What is P4C?

Principles of the Partnering for Change Model

The principles of Partnering for Change are the four Cs: Building Capacity through Collaboration and Coaching in the school Context.

  • P4C is a needs-based model that emphasizes building the partnership between health professionals, educators, children, families and care coordinators.
  • P4C is responsive to local contexts and the culture of each school.

The Four Cs of P4C

The P4C model aims to build the Capacity of educators and families to support children with special needs in all spaces and places. Therapists do this by Collaborating with educators and families and Coaching in school Contexts that are important to the child — whether that be in the classroom, on the playground, in the gym or at home.


The emphasis in P4C is not on assessment and treatment of an individual child. Instead, the therapist focuses on relationship building, knowledge translation, and development of true partnerships with the educator, student and family. The therapist can provide useful suggestions and strategies but it is the educator and family who spend time with the child each day and who will be there over the long term.

Capacity Building

Educators and parents are supported, through a collaborative approach, in learning to recognize atypical development and special needs. Strategies are introduced right away, without the need for formal assessment or identification, to prevent the development of secondary consequences. The P4C service is focused on building parent and educator capacity.

Knowledge is shared with educators to:

  • facilitate their ability to identify children who have atypical development that suggests a health concern;
  • enable job-embedded learning and best practices in educator professional development;
  • build capacity for educators to deliver or respond to suggestions leading to Universal Design for Learning and Differentiated Instruction. This results in much more inclusive practice for all children, including those with special needs.

Knowledge is shared with families to:

  • facilitate their understanding of their child’s needs;
  • enable learning about their child’s health/developmental concern;
  • support introduction and generalization of strategies that have been found to be successful at school or at home;
  • build families’ capacity to advocate for their child and self-manage their child’s needs in order to prevent the development of secondary consequences.

In our study, we found that occupational therapists also need to build their own capacity to work successfully in this type of service model. This takes time!

Collaboration and Coaching

Health professionals are in school regularly and are available to collaborate with educators; on invitation, OTs coach and support educators directly in the classroom. Coaching builds on the existing skills and knowledge of educators and parents and leads to collaborative determination of solutions.

P4C therapists collaborate with educators and parents to:

  • prevent developmental and motor challenges from becoming greater issues for the student and classroom (e.g. prevention of depression, anxiety, behavioural problems, deterioration in physical fitness, social isolation, school avoidance);
  • promote emotional well-being;
  • enable timely and efficient determination of accommodations that are required to maximize participation;
  • identify individual students’ needs and accommodations to fully demonstrate students’ potential on tests and assessments including EQAO (e.g. provision of technology).

Families are valued partners who can connect with both the educator and P4C therapist when and as needs arise for the student.
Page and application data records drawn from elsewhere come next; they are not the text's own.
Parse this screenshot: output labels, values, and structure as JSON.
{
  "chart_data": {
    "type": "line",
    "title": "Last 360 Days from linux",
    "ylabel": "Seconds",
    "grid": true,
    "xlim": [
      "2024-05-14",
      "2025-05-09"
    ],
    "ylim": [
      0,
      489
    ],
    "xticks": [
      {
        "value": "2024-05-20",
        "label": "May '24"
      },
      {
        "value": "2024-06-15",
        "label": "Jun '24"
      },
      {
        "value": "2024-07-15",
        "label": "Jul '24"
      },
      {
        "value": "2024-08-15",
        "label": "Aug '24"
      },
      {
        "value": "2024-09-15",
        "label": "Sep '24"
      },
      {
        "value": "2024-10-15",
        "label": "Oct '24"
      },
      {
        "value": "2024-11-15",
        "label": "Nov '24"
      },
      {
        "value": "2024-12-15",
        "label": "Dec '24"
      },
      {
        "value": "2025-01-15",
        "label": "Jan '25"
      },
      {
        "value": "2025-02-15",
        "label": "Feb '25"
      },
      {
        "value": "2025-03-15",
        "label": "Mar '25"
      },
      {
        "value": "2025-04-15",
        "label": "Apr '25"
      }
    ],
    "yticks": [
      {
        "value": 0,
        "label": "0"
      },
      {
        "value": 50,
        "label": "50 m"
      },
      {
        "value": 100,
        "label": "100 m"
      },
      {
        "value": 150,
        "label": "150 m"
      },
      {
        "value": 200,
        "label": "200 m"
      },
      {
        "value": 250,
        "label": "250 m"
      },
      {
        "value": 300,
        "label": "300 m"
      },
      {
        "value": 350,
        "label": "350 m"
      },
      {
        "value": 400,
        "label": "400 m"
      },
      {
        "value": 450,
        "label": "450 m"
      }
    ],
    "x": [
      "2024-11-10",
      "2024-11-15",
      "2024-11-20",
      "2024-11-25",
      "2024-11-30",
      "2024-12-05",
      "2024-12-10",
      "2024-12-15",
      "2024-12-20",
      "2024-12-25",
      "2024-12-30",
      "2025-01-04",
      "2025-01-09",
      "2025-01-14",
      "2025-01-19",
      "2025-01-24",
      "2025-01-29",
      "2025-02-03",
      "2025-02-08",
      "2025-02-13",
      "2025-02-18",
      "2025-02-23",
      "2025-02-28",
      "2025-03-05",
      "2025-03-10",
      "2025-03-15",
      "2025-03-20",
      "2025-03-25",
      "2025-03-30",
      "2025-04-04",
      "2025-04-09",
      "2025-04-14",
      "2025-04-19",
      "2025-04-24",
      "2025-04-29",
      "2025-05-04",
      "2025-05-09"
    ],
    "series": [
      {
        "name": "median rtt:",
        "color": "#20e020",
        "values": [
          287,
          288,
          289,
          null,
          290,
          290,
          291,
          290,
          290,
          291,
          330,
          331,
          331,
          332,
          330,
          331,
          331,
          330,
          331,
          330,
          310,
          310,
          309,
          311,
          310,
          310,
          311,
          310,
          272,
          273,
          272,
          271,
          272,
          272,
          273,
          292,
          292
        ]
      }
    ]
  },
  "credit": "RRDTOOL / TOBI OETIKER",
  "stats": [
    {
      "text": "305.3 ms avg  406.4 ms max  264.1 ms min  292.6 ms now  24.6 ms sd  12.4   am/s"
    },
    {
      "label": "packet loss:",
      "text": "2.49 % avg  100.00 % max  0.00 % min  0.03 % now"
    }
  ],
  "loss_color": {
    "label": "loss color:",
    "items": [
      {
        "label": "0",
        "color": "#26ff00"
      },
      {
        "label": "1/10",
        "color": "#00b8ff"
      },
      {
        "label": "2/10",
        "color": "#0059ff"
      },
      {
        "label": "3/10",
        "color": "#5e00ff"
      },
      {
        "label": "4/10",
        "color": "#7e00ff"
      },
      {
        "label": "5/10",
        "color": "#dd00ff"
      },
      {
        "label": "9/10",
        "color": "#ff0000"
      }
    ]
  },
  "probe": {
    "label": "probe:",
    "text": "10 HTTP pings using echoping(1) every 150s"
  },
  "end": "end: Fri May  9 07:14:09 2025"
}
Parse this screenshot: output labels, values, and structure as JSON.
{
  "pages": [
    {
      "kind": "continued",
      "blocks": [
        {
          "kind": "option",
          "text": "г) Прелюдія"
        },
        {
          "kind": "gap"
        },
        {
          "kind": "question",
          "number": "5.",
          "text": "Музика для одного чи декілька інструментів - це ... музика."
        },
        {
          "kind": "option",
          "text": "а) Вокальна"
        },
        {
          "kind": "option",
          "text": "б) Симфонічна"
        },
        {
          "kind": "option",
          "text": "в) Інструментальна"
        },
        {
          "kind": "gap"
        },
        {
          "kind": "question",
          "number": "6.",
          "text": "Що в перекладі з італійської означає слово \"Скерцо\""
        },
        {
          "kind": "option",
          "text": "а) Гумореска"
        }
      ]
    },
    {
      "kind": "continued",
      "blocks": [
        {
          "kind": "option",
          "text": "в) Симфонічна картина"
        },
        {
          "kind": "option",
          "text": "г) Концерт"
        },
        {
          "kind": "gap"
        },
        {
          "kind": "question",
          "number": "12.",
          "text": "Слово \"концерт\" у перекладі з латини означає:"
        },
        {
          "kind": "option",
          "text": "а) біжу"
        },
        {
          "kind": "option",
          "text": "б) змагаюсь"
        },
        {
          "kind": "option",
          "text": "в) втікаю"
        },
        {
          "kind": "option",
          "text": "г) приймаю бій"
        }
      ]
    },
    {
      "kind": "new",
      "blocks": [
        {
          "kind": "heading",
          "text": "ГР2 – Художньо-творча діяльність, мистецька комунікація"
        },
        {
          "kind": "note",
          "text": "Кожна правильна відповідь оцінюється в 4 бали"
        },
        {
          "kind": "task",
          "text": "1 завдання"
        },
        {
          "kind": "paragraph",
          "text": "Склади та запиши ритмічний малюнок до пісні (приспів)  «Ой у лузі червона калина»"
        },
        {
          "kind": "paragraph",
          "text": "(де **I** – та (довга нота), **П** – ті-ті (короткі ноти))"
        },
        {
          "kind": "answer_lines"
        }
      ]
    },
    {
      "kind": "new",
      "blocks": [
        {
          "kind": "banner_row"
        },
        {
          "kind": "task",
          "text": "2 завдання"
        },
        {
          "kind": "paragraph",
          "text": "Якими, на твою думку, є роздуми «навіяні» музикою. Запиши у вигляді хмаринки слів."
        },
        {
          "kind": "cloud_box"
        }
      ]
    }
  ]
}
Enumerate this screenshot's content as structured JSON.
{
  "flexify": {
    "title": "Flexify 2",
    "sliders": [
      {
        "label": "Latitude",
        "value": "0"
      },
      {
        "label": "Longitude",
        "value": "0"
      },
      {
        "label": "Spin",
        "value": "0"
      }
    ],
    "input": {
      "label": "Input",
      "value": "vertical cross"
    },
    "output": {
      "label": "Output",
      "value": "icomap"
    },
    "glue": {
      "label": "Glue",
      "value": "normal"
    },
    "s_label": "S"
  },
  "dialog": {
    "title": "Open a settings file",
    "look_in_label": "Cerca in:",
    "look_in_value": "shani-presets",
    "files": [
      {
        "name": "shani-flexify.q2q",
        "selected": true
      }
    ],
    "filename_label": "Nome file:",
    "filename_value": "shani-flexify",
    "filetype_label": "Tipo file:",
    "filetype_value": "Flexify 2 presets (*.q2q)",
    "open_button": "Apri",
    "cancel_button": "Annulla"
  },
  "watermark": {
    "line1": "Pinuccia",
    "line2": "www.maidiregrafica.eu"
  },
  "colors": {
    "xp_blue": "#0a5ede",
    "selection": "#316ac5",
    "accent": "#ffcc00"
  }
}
This enables the family to self-refer without waiting to be referred for service by other parties, eliminating wait times and complex paperwork.

In Context

Children are observed by the therapist in context, in the classroom, gym, playground and throughout the school; dynamic assessment and observation occurs wherever the child is and strategies are trialed at the time to make sure they meet the child’s needs.